Records from a data collection:
· · · ·

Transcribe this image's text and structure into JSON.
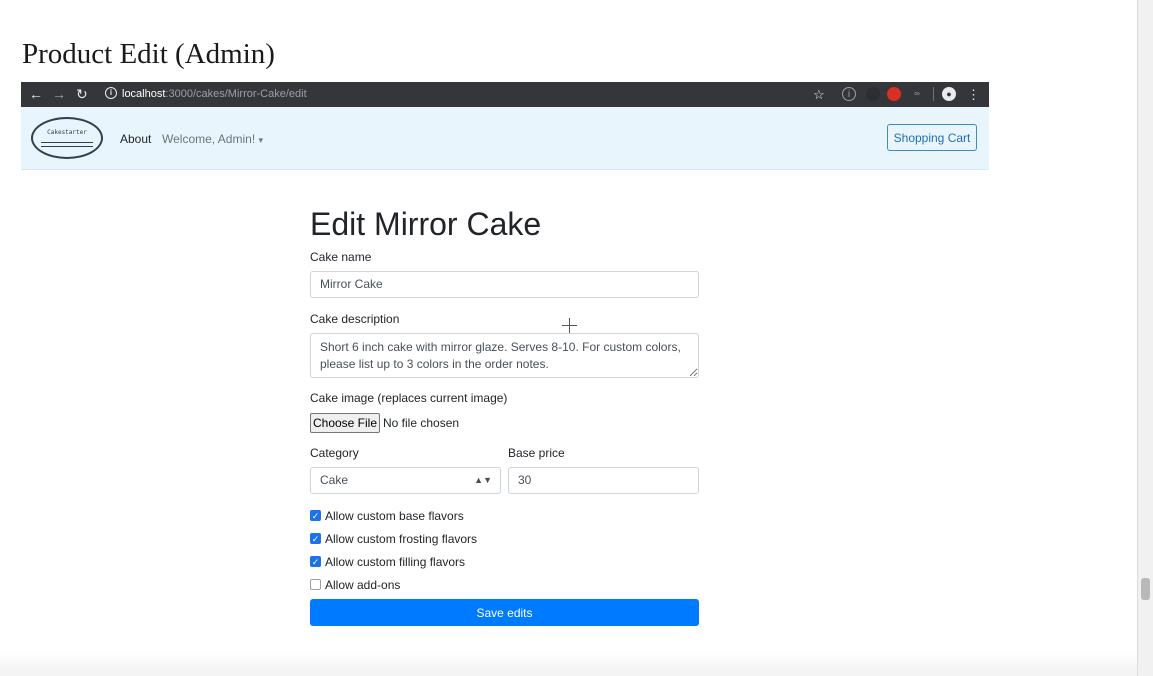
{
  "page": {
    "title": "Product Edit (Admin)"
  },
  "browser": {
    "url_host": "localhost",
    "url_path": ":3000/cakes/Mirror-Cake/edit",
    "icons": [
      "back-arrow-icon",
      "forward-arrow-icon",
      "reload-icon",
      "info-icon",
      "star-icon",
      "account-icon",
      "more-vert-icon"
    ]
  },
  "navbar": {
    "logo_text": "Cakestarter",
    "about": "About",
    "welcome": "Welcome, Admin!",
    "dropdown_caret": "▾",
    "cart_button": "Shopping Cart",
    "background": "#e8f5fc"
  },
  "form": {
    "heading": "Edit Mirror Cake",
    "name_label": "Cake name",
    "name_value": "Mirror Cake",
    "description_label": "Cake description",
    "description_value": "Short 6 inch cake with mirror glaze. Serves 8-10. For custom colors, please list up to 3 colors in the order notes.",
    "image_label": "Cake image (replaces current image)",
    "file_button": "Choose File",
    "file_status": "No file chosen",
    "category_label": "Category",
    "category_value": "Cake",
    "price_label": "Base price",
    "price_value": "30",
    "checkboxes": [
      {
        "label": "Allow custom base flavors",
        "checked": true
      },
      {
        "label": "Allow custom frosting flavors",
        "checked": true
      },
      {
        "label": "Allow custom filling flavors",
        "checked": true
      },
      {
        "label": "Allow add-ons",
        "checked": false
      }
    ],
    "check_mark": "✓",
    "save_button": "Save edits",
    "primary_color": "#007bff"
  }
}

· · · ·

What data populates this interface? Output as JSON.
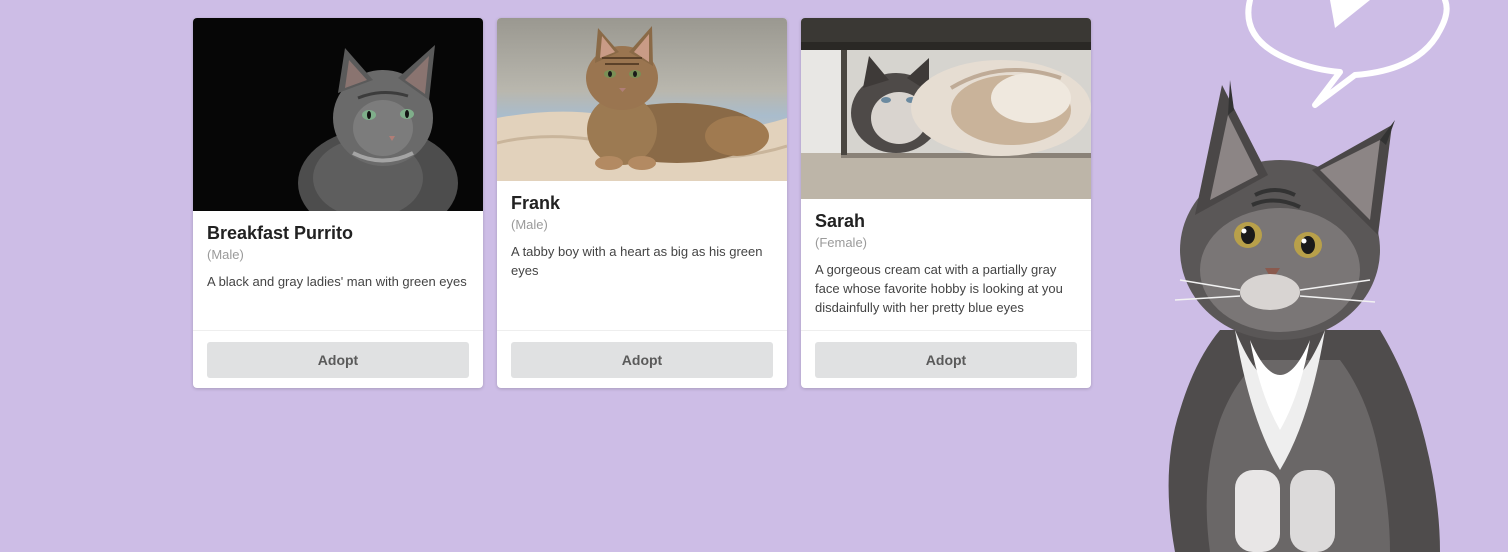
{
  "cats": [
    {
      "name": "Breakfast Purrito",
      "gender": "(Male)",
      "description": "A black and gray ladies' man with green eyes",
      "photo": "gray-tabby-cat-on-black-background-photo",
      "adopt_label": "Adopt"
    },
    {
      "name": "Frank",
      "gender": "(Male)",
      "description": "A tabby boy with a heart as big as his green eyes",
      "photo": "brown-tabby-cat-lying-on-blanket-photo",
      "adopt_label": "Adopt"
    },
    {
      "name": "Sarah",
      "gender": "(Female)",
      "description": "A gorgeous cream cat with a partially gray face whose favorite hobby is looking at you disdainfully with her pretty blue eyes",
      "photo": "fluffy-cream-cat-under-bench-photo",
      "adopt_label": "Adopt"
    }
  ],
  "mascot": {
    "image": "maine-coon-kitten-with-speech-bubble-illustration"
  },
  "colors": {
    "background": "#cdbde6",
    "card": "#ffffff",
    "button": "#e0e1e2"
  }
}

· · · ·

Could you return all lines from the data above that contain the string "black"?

      "description": "A black and gray ladies' man with green eyes",
      "photo": "gray-tabby-cat-on-black-background-photo",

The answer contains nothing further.